> **WORK ITEM**
Lines with the word "name" are the answer; copy each of them from the data below.
**** ENTRIES PROVIDED ****
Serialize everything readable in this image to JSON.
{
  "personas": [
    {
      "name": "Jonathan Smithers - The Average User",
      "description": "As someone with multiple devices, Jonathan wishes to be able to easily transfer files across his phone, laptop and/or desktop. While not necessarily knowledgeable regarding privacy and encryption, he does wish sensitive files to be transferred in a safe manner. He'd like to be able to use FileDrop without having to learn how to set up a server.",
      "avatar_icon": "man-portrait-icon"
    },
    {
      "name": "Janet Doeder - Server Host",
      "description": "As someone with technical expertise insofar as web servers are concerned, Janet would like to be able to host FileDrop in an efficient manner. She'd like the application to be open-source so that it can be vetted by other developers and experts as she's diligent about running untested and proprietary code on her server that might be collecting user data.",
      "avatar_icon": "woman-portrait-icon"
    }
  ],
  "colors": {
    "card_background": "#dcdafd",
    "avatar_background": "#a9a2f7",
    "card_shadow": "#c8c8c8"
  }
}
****
> **SOLUTION TO THIS PROBLEM**
      "name": "Jonathan Smithers - The Average User",
      "name": "Janet Doeder - Server Host",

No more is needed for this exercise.